[[ Records, beginning ]]

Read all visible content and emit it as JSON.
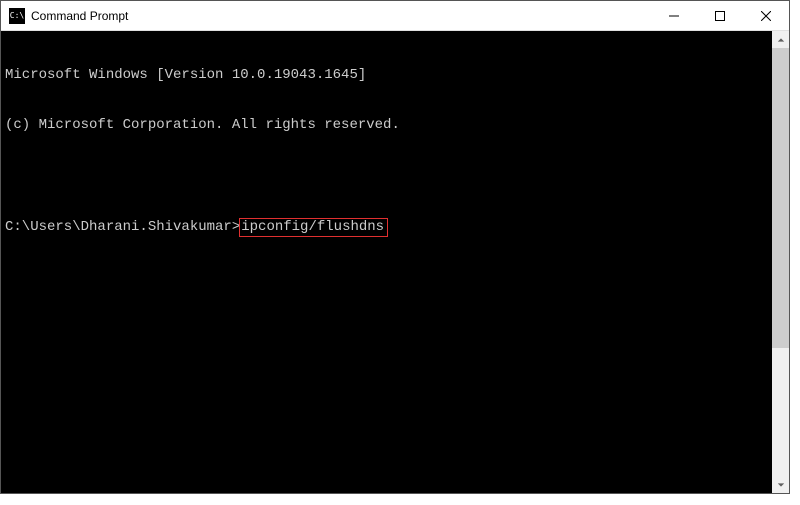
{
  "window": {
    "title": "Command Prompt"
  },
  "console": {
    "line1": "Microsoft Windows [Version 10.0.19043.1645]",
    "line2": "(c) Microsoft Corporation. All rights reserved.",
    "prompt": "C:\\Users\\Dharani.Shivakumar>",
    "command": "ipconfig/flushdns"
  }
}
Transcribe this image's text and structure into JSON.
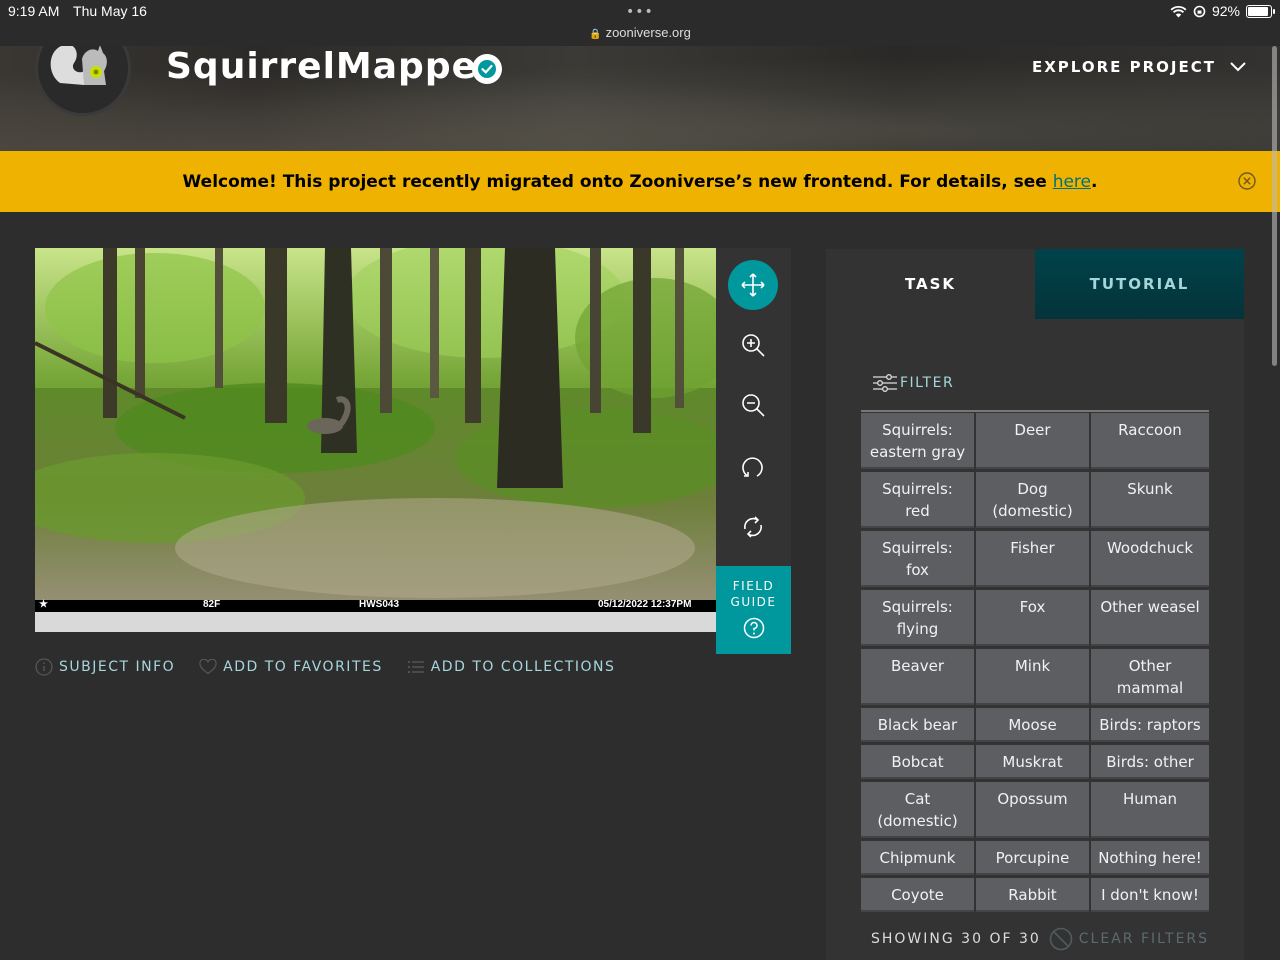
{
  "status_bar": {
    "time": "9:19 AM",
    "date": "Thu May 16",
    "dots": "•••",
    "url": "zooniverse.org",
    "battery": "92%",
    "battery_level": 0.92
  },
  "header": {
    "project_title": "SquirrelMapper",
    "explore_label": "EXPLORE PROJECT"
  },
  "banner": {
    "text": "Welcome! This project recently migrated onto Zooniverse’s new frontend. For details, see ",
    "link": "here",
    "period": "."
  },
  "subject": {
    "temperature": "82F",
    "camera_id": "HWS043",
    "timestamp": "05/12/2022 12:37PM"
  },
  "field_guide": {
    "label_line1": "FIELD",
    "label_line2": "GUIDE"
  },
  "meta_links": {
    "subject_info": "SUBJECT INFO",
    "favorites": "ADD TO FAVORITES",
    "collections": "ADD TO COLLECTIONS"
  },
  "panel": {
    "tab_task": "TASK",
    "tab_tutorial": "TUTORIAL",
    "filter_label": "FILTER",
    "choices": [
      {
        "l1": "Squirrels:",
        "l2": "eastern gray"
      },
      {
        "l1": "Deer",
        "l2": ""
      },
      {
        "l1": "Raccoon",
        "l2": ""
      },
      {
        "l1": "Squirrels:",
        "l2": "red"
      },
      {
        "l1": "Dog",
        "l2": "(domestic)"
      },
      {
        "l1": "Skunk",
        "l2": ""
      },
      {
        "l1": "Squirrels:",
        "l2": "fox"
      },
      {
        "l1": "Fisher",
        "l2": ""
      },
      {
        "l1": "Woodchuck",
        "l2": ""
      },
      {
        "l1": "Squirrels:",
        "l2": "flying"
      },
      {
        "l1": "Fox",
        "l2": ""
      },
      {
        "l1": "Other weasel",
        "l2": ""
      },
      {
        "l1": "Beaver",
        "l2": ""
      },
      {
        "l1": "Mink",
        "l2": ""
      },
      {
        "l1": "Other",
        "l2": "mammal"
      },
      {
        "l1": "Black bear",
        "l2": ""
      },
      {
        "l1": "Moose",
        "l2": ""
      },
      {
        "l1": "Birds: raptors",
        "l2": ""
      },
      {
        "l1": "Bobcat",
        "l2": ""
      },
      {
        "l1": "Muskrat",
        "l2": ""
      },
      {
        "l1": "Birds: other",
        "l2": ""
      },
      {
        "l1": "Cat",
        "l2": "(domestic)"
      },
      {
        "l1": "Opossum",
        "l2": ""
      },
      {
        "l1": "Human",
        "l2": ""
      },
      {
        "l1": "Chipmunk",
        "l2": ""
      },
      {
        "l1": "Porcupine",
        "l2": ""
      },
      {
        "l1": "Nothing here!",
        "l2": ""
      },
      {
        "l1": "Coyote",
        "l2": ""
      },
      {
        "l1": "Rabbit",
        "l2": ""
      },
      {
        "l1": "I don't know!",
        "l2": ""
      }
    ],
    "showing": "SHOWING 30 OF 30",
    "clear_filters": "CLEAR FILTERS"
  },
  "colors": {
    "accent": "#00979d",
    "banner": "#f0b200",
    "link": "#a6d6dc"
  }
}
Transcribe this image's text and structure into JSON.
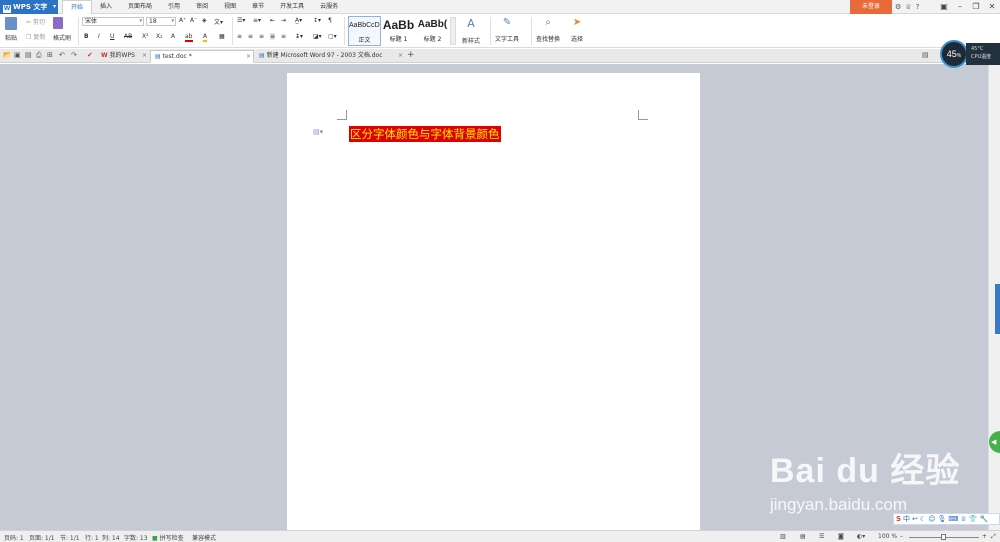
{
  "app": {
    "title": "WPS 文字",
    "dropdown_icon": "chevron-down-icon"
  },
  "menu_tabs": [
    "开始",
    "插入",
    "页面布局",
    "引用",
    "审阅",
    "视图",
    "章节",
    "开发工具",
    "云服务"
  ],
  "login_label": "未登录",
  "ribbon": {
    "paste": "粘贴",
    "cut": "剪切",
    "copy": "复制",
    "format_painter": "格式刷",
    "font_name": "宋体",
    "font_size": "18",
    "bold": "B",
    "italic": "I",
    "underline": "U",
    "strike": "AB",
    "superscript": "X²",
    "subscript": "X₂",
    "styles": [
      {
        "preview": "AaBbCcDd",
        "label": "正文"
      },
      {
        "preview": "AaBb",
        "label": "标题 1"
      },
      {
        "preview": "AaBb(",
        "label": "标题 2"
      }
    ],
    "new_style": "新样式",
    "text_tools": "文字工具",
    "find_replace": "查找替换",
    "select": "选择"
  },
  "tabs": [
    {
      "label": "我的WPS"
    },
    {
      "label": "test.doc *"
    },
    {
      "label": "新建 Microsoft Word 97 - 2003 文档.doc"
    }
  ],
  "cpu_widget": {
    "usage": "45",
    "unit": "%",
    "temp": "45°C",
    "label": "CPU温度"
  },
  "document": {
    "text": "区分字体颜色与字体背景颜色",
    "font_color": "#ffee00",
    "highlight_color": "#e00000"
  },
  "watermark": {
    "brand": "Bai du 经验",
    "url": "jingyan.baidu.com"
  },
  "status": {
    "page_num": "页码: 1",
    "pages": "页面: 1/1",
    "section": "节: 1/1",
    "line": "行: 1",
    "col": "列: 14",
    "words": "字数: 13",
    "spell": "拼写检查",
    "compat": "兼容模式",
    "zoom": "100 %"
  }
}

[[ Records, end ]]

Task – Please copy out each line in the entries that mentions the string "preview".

Result of this exercise –
        "preview": "AaBbCcDd",
        "preview": "AaBb",
        "preview": "AaBb(",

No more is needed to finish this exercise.